PROBLEM DESCRIPTION ->
Work out how many lines in the entries below include the word "Dream". Give nothing but the number.

········

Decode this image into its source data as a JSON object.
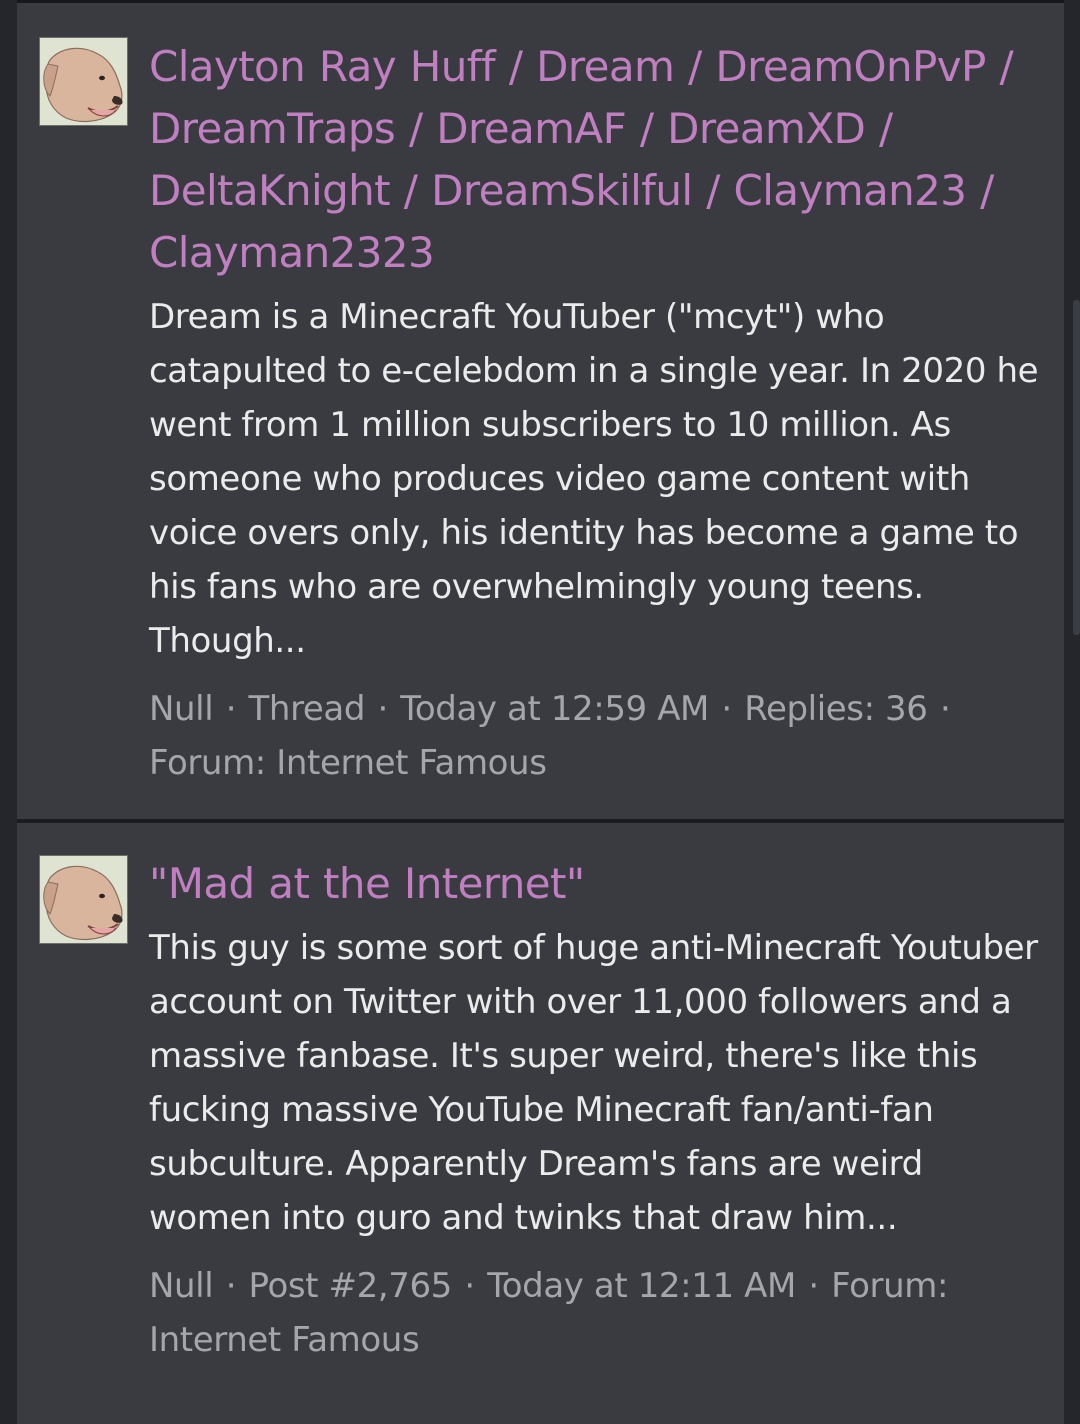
{
  "results": [
    {
      "title": "Clayton Ray Huff / Dream / DreamOnPvP / DreamTraps / DreamAF / DreamXD / DeltaKnight / DreamSkilful / Clayman23 / Clayman2323",
      "snippet": "Dream is a Minecraft YouTuber (\"mcyt\") who catapulted to e-celebdom in a single year. In 2020 he went from 1 million subscribers to 10 million. As someone who produces video game content with voice overs only, his identity has become a game to his fans who are overwhelmingly young teens. Though...",
      "author": "Null",
      "type": "Thread",
      "date": "Today at 12:59 AM",
      "replies": "Replies: 36",
      "forum": "Forum: Internet Famous"
    },
    {
      "title": "\"Mad at the Internet\"",
      "snippet": "This guy is some sort of huge anti-Minecraft Youtuber account on Twitter with over 11,000 followers and a massive fanbase. It's super weird, there's like this fucking massive YouTube Minecraft fan/anti-fan subculture. Apparently Dream's fans are weird women into guro and twinks that draw him...",
      "author": "Null",
      "type": "Post #2,765",
      "date": "Today at 12:11 AM",
      "forum": "Forum: Internet Famous"
    }
  ],
  "separator": "·",
  "colors": {
    "background": "#24262b",
    "card": "#393b40",
    "title_link": "#c07fc0",
    "body_text": "#ebebeb",
    "meta_text": "#a4a6aa"
  },
  "icons": {
    "avatar": "dog-avatar-icon"
  }
}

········

ANSWER BELOW ->
3